● What to do
Copy out every line of the records where the string "JSON" occurs.

● The data
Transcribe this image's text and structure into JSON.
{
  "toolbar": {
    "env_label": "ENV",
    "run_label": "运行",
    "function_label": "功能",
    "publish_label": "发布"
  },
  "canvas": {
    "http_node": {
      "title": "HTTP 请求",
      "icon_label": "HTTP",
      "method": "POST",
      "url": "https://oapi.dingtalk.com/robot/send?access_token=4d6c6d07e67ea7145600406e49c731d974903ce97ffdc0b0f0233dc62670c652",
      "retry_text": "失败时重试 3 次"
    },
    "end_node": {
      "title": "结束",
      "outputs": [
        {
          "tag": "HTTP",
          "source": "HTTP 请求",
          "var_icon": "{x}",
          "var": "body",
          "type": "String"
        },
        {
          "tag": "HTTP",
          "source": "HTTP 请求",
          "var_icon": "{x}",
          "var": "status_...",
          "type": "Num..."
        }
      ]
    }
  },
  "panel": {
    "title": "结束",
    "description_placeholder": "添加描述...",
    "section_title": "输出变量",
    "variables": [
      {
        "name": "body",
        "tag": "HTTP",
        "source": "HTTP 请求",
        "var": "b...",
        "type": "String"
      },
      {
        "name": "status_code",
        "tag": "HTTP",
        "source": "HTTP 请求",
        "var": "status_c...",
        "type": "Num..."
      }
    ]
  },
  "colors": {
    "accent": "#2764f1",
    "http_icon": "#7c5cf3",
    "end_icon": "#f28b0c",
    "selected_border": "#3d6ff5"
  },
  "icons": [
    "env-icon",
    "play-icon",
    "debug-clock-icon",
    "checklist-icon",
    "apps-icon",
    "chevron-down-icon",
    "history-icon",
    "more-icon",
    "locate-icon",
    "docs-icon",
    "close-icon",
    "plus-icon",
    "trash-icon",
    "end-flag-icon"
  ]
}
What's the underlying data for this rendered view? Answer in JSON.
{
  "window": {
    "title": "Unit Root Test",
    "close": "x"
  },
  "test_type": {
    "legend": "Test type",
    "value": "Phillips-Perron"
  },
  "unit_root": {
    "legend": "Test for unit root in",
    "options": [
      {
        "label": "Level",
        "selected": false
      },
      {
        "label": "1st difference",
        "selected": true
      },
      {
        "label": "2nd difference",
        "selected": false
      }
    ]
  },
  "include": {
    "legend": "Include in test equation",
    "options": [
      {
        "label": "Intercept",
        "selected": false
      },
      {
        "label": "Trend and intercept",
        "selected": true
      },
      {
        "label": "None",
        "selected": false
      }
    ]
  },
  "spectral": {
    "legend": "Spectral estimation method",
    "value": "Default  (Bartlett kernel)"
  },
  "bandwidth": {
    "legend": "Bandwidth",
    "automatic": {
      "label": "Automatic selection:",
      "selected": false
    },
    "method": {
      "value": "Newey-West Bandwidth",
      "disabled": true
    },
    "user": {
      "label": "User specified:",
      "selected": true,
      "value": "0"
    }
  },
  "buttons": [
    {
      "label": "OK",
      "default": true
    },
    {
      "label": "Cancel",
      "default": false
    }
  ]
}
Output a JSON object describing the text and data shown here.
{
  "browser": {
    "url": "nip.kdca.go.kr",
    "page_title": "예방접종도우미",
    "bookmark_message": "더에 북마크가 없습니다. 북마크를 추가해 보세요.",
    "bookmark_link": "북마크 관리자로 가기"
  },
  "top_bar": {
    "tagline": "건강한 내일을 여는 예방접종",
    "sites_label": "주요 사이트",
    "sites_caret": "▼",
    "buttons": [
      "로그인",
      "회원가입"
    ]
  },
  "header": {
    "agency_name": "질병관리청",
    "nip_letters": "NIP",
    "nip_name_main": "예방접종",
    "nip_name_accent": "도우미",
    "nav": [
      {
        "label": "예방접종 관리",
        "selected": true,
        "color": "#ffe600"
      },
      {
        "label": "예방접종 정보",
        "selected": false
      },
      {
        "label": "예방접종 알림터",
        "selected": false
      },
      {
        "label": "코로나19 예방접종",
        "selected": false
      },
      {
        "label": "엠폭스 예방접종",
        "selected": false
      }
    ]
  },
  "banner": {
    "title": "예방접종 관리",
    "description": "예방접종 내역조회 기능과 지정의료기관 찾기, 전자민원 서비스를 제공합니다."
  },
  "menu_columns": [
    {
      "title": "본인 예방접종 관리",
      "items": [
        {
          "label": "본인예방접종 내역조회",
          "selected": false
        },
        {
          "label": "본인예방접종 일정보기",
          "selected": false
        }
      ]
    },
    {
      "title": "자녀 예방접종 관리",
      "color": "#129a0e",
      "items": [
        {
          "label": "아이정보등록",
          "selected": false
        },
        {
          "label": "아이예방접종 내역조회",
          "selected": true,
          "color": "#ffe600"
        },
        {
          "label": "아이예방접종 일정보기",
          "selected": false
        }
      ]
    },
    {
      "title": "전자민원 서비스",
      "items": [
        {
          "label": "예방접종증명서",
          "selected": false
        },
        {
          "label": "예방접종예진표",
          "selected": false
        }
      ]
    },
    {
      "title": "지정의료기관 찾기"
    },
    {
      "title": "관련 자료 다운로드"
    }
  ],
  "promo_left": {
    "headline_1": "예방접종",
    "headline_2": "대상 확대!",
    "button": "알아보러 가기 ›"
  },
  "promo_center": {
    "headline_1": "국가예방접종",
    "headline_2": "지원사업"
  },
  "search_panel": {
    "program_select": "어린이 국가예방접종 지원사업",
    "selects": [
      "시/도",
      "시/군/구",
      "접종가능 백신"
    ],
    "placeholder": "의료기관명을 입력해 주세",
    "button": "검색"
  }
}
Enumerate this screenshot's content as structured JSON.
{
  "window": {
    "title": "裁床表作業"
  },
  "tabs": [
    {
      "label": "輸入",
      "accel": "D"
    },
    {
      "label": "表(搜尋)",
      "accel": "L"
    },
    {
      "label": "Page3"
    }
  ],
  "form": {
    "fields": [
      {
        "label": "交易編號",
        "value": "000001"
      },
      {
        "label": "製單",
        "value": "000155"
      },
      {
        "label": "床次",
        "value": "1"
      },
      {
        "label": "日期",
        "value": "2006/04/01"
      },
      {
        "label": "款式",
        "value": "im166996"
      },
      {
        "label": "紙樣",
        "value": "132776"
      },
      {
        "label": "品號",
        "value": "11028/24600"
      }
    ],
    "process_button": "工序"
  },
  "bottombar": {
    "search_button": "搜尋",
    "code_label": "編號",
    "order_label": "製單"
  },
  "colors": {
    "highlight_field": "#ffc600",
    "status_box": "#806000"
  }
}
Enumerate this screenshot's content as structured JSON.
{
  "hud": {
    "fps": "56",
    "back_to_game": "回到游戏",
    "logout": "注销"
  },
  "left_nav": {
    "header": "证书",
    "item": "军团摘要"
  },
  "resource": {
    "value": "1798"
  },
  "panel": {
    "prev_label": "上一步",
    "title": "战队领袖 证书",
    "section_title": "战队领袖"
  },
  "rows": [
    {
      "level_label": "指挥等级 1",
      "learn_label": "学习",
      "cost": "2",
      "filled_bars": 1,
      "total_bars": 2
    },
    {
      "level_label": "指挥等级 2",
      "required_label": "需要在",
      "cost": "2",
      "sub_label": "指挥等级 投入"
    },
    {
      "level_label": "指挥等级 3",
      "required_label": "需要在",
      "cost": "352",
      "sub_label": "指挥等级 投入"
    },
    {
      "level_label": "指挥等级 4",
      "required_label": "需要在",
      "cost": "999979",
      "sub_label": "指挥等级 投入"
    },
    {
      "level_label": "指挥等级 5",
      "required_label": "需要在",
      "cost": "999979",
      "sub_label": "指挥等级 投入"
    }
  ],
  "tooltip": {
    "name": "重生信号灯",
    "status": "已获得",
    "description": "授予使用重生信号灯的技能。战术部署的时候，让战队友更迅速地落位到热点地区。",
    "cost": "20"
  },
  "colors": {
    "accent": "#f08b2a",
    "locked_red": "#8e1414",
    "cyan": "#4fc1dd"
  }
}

● Solution to the exercise
Transcribe this image's text and structure into JSON.
What's the underlying data for this rendered view? Answer in JSON.
Output a JSON object describing the text and data shown here.
Enumerate this screenshot's content as structured JSON.
Enumerate this screenshot's content as structured JSON.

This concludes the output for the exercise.